**Exercise requirements**
Search the entries for lines that contain the word "your", and report each one found.
+ + +
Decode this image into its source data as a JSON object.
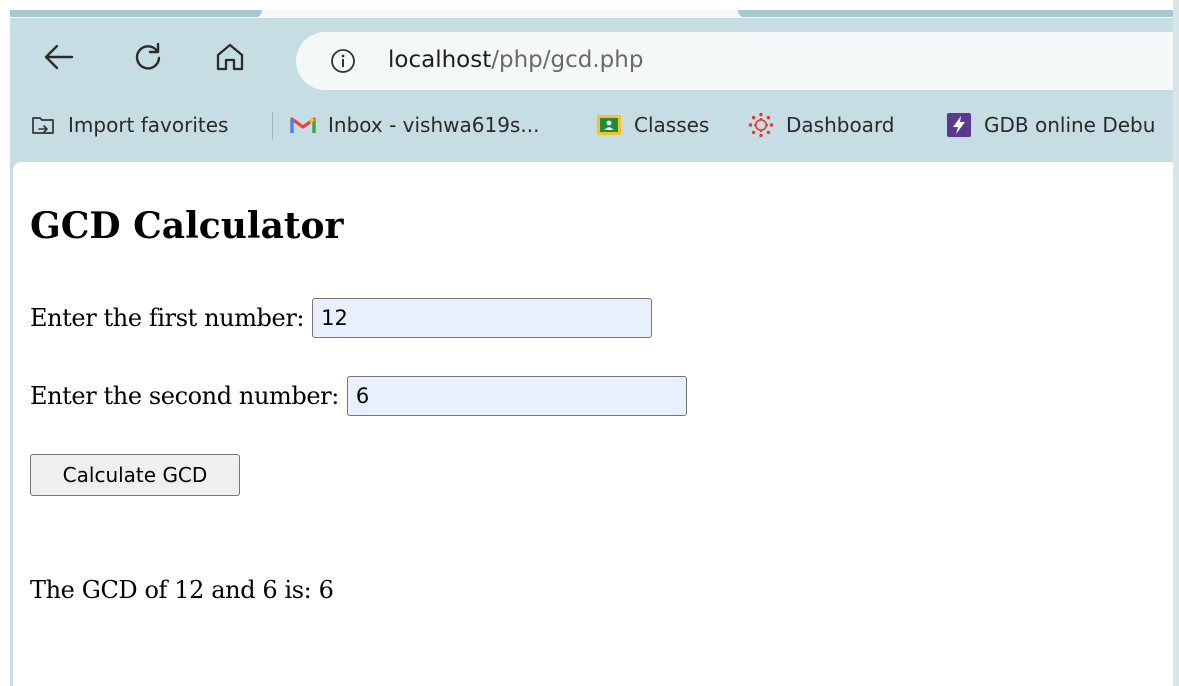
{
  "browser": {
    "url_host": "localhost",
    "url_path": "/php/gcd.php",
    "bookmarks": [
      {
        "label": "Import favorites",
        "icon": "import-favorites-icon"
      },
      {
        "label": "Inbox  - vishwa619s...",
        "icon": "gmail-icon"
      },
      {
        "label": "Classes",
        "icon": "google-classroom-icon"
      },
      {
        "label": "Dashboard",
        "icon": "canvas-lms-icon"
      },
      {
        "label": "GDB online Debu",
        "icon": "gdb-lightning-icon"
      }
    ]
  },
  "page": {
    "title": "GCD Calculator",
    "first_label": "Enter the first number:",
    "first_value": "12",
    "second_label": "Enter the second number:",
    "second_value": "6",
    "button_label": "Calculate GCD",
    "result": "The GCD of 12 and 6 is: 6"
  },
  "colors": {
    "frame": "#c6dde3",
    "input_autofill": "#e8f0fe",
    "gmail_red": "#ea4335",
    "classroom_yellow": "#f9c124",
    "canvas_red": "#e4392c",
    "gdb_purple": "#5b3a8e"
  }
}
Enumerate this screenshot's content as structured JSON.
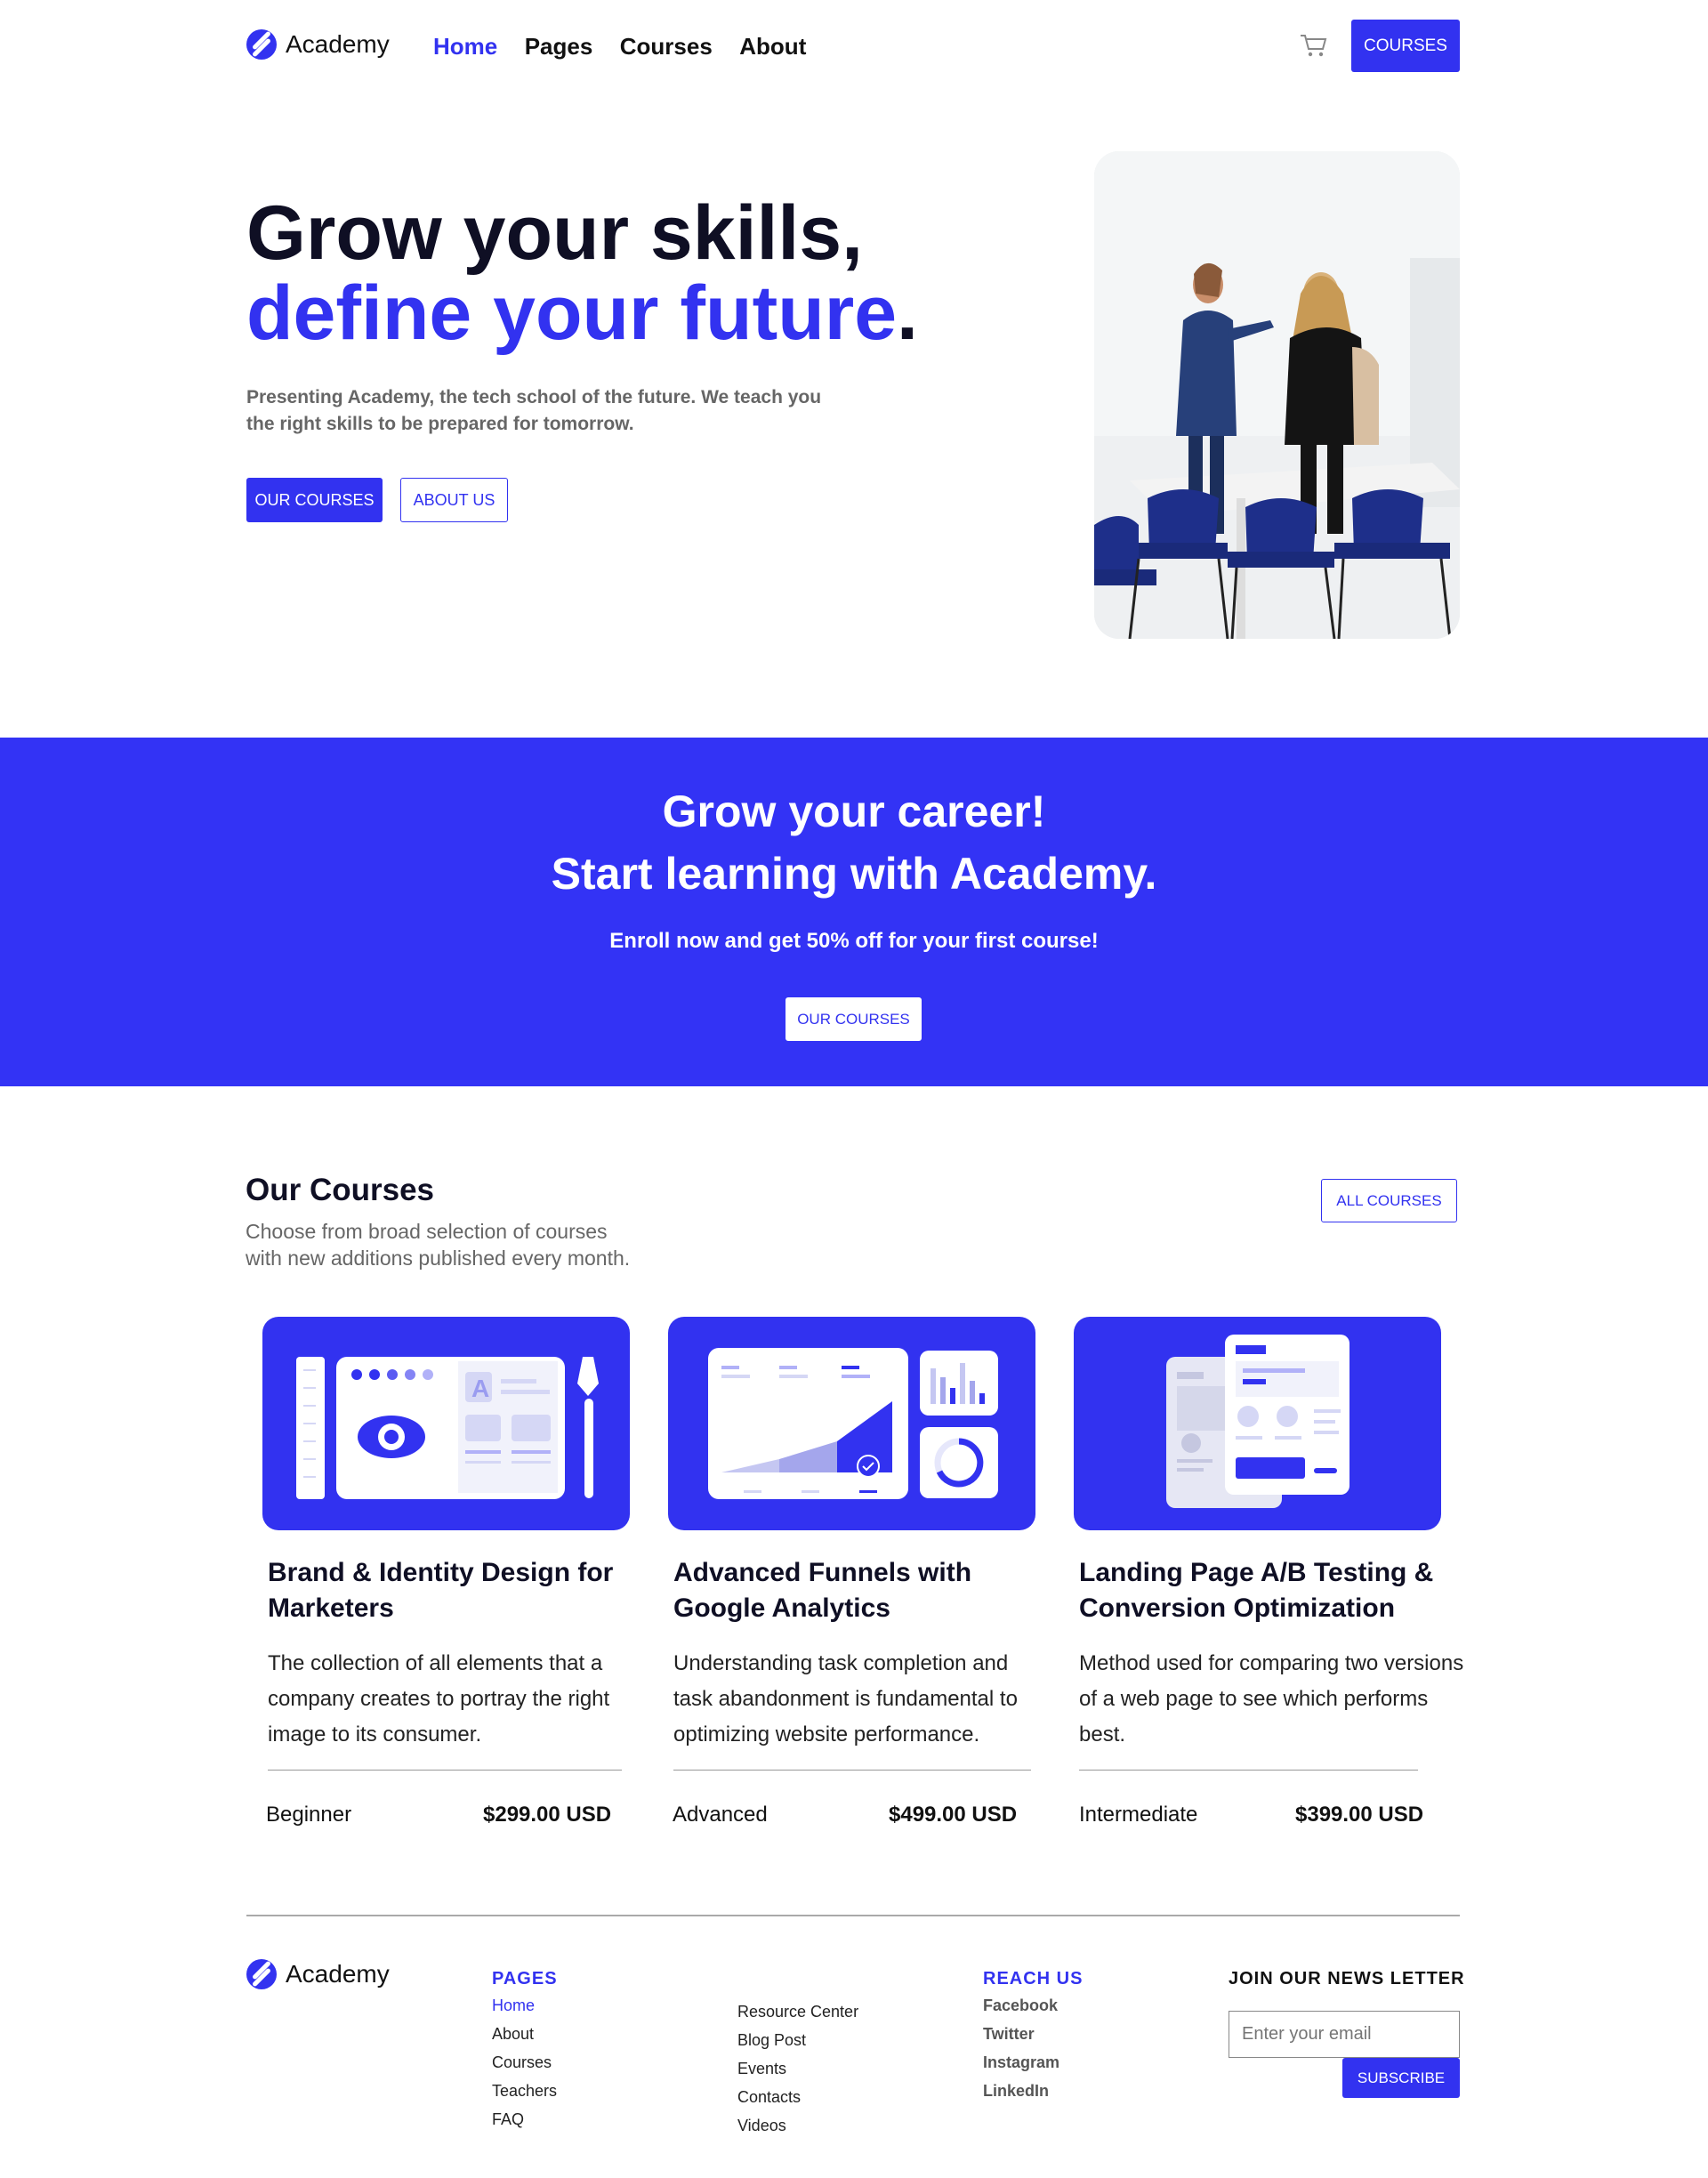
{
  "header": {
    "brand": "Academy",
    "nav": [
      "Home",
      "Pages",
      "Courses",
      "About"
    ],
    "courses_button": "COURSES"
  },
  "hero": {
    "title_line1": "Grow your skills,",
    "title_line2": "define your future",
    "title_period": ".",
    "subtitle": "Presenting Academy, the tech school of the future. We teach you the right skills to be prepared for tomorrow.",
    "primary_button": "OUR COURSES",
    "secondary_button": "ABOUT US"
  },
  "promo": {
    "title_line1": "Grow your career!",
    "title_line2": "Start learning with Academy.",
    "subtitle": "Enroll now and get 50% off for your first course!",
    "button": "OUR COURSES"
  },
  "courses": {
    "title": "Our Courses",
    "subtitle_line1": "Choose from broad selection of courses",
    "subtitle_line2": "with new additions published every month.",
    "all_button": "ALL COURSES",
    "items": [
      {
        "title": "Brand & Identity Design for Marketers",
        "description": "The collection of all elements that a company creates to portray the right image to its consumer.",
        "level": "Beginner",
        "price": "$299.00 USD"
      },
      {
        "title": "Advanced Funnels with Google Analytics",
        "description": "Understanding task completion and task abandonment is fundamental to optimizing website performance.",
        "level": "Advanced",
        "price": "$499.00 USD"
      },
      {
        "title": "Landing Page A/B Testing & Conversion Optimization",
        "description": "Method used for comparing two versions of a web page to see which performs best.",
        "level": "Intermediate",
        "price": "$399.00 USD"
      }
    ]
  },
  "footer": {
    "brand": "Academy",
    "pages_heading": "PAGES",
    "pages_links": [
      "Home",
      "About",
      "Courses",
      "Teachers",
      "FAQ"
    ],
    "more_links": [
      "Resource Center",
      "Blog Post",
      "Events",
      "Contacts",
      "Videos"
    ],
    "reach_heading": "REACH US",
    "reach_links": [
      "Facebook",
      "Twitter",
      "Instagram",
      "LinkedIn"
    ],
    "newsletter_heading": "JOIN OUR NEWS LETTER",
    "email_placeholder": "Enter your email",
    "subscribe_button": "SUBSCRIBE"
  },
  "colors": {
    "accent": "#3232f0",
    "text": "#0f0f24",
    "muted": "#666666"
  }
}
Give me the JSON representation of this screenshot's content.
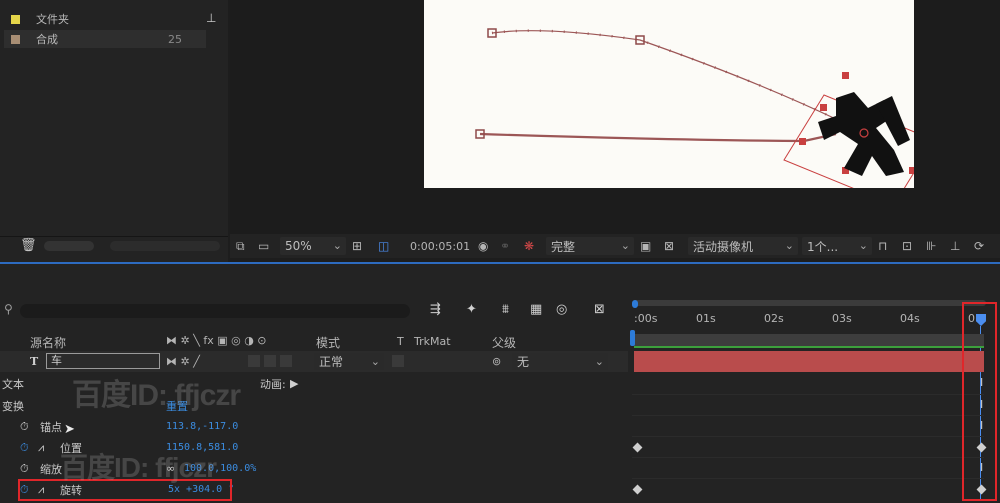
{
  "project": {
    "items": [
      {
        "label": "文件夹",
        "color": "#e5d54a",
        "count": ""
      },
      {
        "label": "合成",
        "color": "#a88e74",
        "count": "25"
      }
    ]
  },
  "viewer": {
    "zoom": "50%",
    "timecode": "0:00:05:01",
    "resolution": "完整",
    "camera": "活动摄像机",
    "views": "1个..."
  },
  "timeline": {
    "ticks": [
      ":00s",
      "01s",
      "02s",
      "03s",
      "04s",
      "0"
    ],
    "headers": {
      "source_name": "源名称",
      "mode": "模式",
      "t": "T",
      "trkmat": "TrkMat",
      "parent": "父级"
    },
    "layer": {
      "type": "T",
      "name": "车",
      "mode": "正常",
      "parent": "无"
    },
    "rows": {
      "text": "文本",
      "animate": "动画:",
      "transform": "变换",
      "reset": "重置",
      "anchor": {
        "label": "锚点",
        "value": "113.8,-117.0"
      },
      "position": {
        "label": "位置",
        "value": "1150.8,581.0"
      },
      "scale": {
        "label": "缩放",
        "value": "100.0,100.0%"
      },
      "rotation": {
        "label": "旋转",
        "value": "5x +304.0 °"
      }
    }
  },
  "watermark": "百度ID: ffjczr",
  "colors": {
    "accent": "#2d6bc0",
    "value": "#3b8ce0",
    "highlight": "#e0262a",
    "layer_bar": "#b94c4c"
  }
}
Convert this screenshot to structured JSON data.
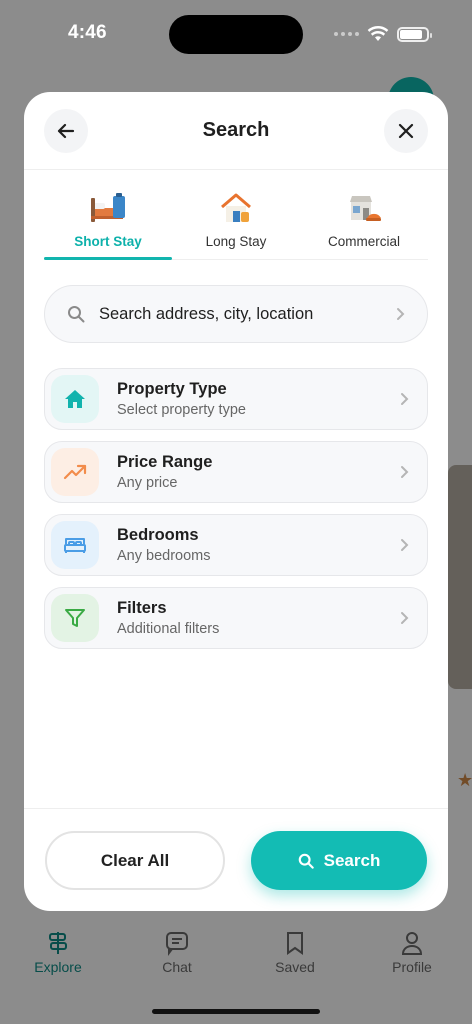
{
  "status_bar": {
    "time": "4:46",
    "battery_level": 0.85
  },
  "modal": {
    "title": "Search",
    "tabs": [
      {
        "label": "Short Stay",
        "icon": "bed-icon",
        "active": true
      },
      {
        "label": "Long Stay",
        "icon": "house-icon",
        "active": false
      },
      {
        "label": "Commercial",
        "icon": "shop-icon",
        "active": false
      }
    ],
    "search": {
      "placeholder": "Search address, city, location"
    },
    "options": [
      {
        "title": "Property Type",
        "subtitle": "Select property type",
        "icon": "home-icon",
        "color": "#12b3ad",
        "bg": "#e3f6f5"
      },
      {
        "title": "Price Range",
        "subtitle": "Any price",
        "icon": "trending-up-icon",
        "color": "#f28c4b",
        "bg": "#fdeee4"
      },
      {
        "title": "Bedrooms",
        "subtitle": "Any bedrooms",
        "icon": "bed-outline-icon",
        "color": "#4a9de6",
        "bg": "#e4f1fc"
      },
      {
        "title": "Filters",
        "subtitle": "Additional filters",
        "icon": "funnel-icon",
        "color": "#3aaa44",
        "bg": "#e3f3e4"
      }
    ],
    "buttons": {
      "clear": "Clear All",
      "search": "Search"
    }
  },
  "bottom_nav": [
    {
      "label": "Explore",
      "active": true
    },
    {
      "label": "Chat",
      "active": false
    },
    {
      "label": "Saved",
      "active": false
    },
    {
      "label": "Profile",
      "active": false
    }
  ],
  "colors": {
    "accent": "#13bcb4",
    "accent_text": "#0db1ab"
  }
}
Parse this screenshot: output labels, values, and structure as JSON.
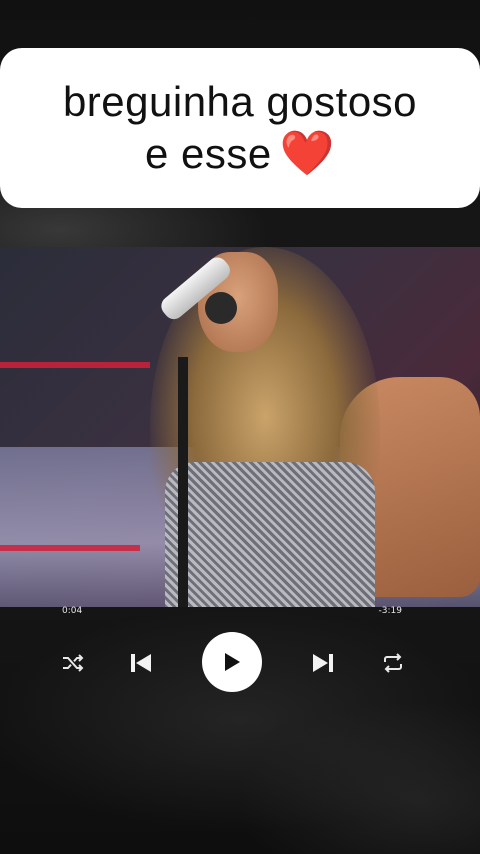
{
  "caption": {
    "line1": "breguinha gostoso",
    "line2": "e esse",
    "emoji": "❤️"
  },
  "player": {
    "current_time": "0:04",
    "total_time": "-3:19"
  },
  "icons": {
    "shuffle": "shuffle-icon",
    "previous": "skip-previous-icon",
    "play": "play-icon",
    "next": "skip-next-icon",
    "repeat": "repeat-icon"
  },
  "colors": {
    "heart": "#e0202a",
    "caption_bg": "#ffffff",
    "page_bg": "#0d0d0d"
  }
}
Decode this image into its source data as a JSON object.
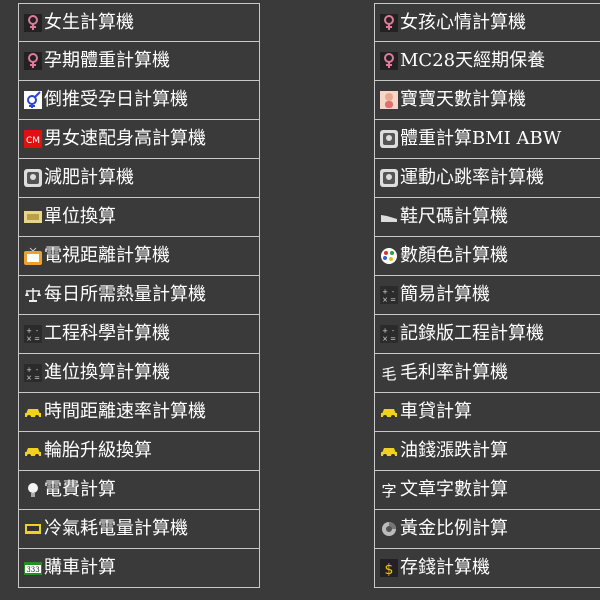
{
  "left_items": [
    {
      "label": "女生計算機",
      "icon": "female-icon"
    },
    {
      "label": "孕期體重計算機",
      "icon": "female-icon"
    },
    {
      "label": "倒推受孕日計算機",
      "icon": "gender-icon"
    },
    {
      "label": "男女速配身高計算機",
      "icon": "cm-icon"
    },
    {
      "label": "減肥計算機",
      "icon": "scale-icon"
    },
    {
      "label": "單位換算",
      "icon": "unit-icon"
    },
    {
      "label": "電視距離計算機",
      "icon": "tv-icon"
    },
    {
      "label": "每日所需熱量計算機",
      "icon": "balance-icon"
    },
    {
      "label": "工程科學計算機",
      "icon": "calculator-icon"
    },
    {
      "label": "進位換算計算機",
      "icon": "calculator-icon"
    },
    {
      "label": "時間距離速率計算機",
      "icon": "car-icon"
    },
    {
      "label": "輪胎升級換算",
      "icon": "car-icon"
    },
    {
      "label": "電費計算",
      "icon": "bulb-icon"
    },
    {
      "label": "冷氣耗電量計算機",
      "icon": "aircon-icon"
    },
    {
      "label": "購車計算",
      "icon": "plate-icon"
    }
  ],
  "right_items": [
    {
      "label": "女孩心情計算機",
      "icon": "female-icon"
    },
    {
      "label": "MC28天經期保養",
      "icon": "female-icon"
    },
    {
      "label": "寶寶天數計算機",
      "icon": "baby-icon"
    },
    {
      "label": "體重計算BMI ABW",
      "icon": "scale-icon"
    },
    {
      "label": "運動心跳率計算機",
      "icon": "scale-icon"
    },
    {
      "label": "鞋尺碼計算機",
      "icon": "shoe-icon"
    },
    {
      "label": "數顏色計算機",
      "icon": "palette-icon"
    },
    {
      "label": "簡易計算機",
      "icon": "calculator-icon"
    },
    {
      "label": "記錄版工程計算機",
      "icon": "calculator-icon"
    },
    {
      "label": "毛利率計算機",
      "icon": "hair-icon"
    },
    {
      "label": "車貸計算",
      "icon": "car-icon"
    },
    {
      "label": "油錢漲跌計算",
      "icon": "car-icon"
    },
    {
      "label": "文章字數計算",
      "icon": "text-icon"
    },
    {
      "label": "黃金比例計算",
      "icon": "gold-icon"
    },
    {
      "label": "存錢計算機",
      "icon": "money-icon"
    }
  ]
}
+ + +
**Result below**
    "title_line1": "Grow your skills,",
    "title_line2": "define your future",
    "title_line1": "Grow your career!",
    "subtitle": "Enroll now and get 50% off for your first course!",
    "email_placeholder": "Enter your email",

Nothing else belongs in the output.